There was evident eagerness to get something a little more significant in the boat, a cherry on top, if you will. We started for the bay near the mouth of the river to finish the day. A significant drop-off in boat traffic paired with ideal tides were good initial signs.
Carlos spotted birds gathering in the distance and handed me the 10 wt but not before saying, "take your time, relax, one cast, you've got this." He had us on a school of jacks in a matter of minutes. These fish were darting and pushing bait fish out of the water, a spectacle no picture could do justice. I picked a large jack working the edges and sent my first cast a rod length above him, two strips, and his course was set for my fly. I stripped once more, and it was on! Yet just as fast as it happened, it was over. A knot had formed in my fly line about 70 feet down from the loop and the fish popped off when the knot met my hand near the first stripping guide. I was gutted. However, there was still time to capitalize on the day. We picked up a couple smaller jacks by teasing them to the surface with a hookless plug, but none worth writing home about.
As our time was winding down, Carlos was set on making something happen, and he did. He played the birds like he was counting cards. He waited for the right moment and had us motoring towards diving birds and a feeding frenzy just as it all came together. This school was further out where the water was much rougher. Standing to make a cast was one thing, but making a GOOD cast to a fish that was darting around the surface was another. Carlos used the hookless plug to keep the fish interested and in the area long enough for me to make two casts. The first is slightly off the mark, but the second connects after several hard strips. It was beautiful and chaotic all at the same time. The line cleared, and it was on again. I'll be the first to say I pulled as hard as I could on that fish for 20 minutes with a 10 wt and saw my backing two different times. A feeling of relief fell over me as I saw the leader and the fish meet the boat.
A 25lb Jack Crevalle. Speechless.

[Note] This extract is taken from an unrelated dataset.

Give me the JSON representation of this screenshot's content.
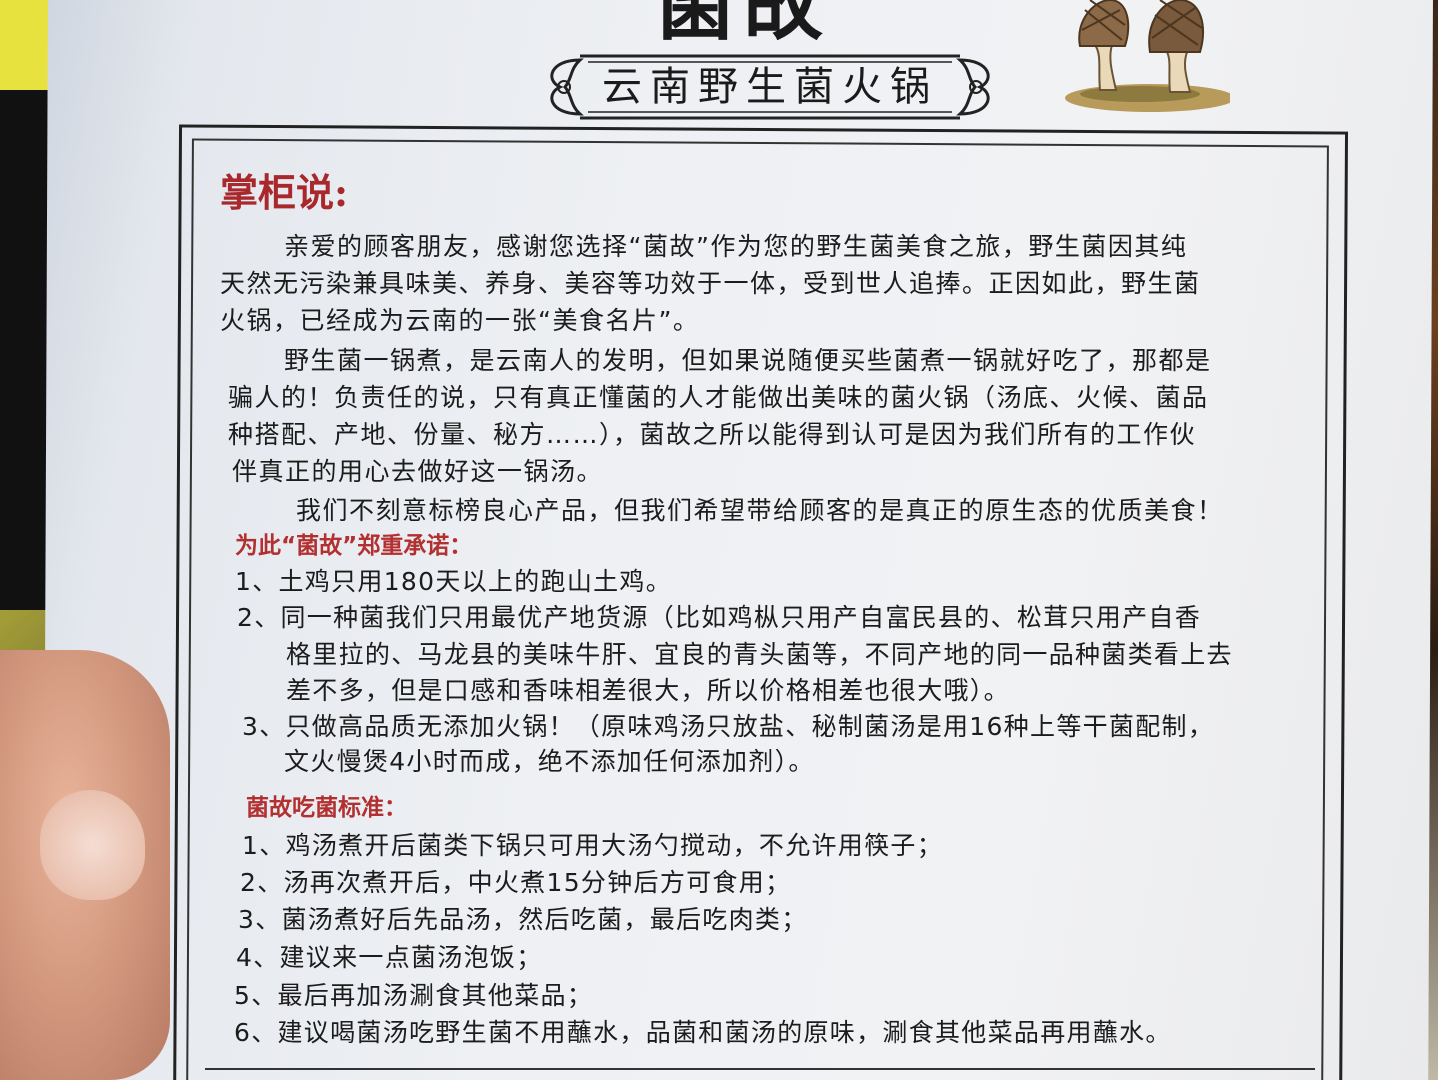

As our day was supposed to be coming to an end, the fish of the day had just been caught, so to Carlos, that meant our day had just begun. We quickly spotted another school of jacks. Having hogged the bow most of the day, I insisted my Dad take the next shot. Like a pro, my old man laid down a cast or two before putting one right in front of a nice jack patrolling the outside of the school and was hooked up just like that. After getting his butt kicked for a little bit, we saw the second 25lb + jack to the boat in a little over half an hour. And we weren't done.
One last school sat between us and the mouth of the river where our day would officially end. Despite being well over our set time, Carlos instructed me to the bow one final time. This time no words were said. I readied on the bow and made a single cast to a fish I could make out near the school's front. Like clockwork, I was hooked up again, and there was another large jack onboard.
It was a rather special thing to fish here with my Dad and have our fishing come full circle. Apart from being my Dad, he has been my fishing mentor since I was old enough to hold a rod. Cherish those moments on the water with friends and loved ones.
Without an amazing guide like Carlos, none of this would have been possible. He knew the tides, the structures in the rivers, the flies, and the timing of it all. Carlos was born and raised in PV, and that has everything to do with his knowledge of the area. Snook and Jack alike are often overlooked in many areas but offer incredible and exhilarating fishing when targeting them on the fly. If you are looking for your next adventure or find yourself in Puerto Vallarta in the future, please reach out to Carlos and Snook Mafia.